“Akwaaba. You are now at the section for past presidents of our country, the People’s Republic of Africa.” The automated tour guide’s voice boomed through the hallway of the museum.
The lights dimmed and holograms of the presidents suddenly appeared.
“Look!” Aba drew her best friend’s attention to a young woman. “I didn’t think she was this young.”
“The holograms will introduce themselves to you and then you can interact with them,” the automated voice informed them.
“I was the youngest and first female president of our beloved country, Africa,” the hologram which had grabbed Aba’s attention introduced herself.
“Akorfa Dawson!” Aba mentioned.
“Yes, young lady,” the hologram smiled.
“I didn’t know you were this young when you assumed office.”
“I get that a lot,” the hologram responded and chortled.
“I know it was during your tenure that Africa found a vaccine for HIV. We learnt that in History class. Also, Africa began using the Afro.”
“That’s correct. We made tremendous progress in getting the HIV vaccine. After series of rigorous testing, we soon commenced mass production and supplied it for free to other countries. Not long after we adopted a single currency after the amalgamation of the African states. The Afro was in a healthy competition with the USD and Euro.”

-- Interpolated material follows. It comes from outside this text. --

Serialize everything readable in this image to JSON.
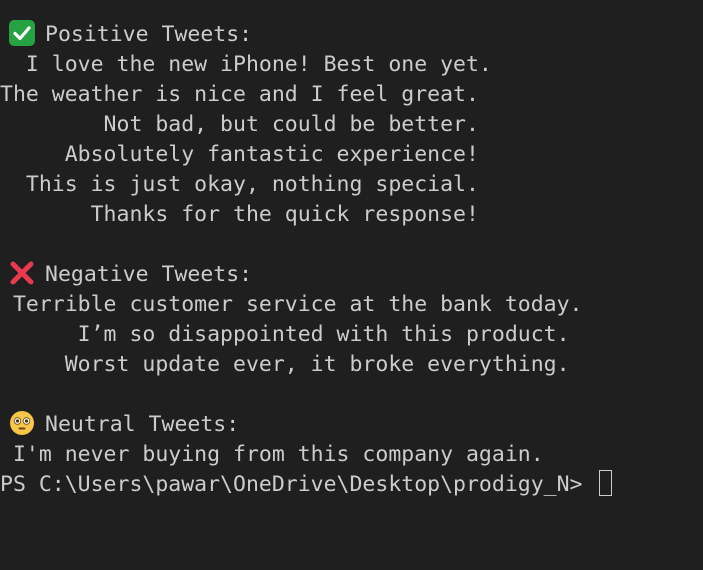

“The education system saw a reform during your time in office,” Aba chipped in.
“Correct, young lady. We were relying too heavily on the education system that suited the Western world. We needed to train our people to acquire skills necessary for the technological revolution of Africa. As such, we increased technical institutions. From basic school, students could opt for specific schools that matched their skills and interests. What schools are you in?”
“I am a fine arts student. My friend here is in engineering foundation school.” Aba answered.
“Wonderful. Study hard and help build our country, like I did in my two terms as president. The World Food Programme, does that ring any bell?” The hologram asked.
“Yes! Africa plays a pivotal role in the alleviation of famine across the world. We regularly donate food to Asia and South America, as our contribution towards the World Food Programme.” Aba responded.
“Africa started having uninterrupted power supply when you came into power!” Aba’s best friend remarked.
“I came to build upon the initiative my predecessors had begun. We tapped into our geographic location, being directly under the sun, and produced large scale solar energy. Nigeria Province was made the hub of the generation of solar energy.”
“Did you know you could experience a recreated virtual reality of a significant time in the administration of these presidents?” The automated tour guide’s voice interrupted.
“Cool!” the students chorused.
“To the left of this hallway, there are doors with the names of the presidents inscribed; you’re invited to enter, if you’re so inclined.”
Aba stopped at the door that said:
Twelfth President of the People’s Republic of Africa
She opened it and found herself in a stimulation of the President’s Office. She wore a pair of goggles which had been arranged on a table close to the door. It was the middle of a meeting with world leaders. Aba recognised the then President of the United States.
“Wouldn’t you ruin our relationship with the other countries if you don’t let us settle our debts?” The Minister for Foreign Affairs was murmuring to the President of Africa when her gaze averted in his direction. She smiled.
“Africa, kindly reconsider your decision. The grace period is over. You need to settle the debt or else we would not be able to run.”
“We would pay back on one condition.” The President of Africa responded. From the screen before Aba, she could see the President of America exhale and relax in his seat.
“Name it,” Great Britain responded.
“Pay for the resources you looted from our land; the years of slavery you subjected my people to; restore the time we lost serving you as slaves.”
“But Africa . . .” Great Britain was evidently uncomfortable in his seat.
“If you cannot do that, we, the People’s Republic of Africa, shall not pay back the loans you gave us. Your terms were evidently not favourable. Back then, we were desperate. Not so anymore.”
The stimulation ended and Aba left the room. “Whoa!” She thought out loud. She was clearly enchanted.
Aba walked back to the hologram. “I am inspired. You did so much as such a young age!”
“And you can do much more than I did,” the hologram encouraged her.
* * *
Somewhere far away from the hustle and bustle of flying cars, skyscrapers and city lights, a woman who knew she had made her mark in the moulding of the People’s Republic of Africa, when she was president almost half a century ago, sips her freshly pressed juice of citrus from the valleys of the southern part of the country.
Akorfa Dawson (Ghana)